§ **DIRECTIONS**
Using the listing below, copy every line that mentions "door".
#### SUPPLIED MATERIAL ####
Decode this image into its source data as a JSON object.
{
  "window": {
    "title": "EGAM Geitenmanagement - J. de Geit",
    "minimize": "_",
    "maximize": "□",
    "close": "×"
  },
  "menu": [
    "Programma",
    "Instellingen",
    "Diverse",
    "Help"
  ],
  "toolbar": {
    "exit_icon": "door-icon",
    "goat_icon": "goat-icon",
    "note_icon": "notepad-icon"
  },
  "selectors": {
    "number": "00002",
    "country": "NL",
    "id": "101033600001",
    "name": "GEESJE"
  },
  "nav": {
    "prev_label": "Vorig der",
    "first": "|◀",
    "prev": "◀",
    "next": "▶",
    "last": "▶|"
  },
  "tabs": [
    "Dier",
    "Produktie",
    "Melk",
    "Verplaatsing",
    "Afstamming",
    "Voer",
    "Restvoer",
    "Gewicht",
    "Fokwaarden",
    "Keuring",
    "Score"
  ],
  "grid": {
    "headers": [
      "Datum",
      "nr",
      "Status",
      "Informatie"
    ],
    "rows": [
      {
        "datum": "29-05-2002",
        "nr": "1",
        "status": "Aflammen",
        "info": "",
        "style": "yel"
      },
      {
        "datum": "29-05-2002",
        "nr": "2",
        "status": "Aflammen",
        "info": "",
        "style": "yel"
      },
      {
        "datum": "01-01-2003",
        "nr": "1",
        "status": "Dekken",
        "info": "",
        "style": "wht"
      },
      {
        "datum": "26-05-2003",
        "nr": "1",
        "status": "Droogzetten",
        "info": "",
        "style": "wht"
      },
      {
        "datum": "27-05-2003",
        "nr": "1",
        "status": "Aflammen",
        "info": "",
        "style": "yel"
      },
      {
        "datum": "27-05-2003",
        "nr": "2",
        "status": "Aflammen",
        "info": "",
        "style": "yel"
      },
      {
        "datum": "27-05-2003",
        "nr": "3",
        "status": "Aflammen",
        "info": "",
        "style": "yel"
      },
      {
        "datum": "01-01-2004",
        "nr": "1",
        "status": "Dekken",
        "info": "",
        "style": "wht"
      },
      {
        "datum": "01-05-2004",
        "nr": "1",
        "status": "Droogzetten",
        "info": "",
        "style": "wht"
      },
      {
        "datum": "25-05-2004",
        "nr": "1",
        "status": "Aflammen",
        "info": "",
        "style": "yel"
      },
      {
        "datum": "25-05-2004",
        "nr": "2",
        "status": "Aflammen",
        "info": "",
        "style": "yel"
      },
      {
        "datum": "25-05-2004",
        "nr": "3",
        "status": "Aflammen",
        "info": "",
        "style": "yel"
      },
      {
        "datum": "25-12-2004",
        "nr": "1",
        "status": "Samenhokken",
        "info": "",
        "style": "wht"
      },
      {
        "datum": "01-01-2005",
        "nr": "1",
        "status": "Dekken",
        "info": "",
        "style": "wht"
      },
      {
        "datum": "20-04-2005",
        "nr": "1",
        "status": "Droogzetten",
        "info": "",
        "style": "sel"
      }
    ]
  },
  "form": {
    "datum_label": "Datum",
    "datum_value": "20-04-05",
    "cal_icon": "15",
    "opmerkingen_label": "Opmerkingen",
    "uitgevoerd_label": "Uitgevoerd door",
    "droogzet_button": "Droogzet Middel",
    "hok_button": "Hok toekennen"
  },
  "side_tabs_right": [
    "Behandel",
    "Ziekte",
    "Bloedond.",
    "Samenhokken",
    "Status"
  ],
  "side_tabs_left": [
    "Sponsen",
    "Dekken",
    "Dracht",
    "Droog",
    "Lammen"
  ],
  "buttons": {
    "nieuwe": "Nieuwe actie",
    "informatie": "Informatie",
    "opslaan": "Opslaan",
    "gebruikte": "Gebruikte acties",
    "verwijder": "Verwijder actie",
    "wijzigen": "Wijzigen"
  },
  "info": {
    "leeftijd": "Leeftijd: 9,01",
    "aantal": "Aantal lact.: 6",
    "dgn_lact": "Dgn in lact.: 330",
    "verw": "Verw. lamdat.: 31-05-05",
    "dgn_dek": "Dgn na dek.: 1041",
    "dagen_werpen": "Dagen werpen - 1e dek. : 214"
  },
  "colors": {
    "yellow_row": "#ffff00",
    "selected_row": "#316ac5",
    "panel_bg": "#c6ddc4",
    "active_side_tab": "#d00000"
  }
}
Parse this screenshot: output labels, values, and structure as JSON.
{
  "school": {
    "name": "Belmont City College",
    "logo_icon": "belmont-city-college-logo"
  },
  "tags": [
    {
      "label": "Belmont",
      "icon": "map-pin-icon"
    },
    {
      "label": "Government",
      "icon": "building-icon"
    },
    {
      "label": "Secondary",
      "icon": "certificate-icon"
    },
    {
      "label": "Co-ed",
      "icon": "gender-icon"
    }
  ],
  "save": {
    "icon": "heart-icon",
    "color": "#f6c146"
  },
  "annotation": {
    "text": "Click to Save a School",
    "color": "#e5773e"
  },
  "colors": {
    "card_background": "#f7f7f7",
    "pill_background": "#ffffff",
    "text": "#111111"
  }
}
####
§ **RESPONSE BELOW**
    "exit_icon": "door-icon",
    "uitgevoerd_label": "Uitgevoerd door",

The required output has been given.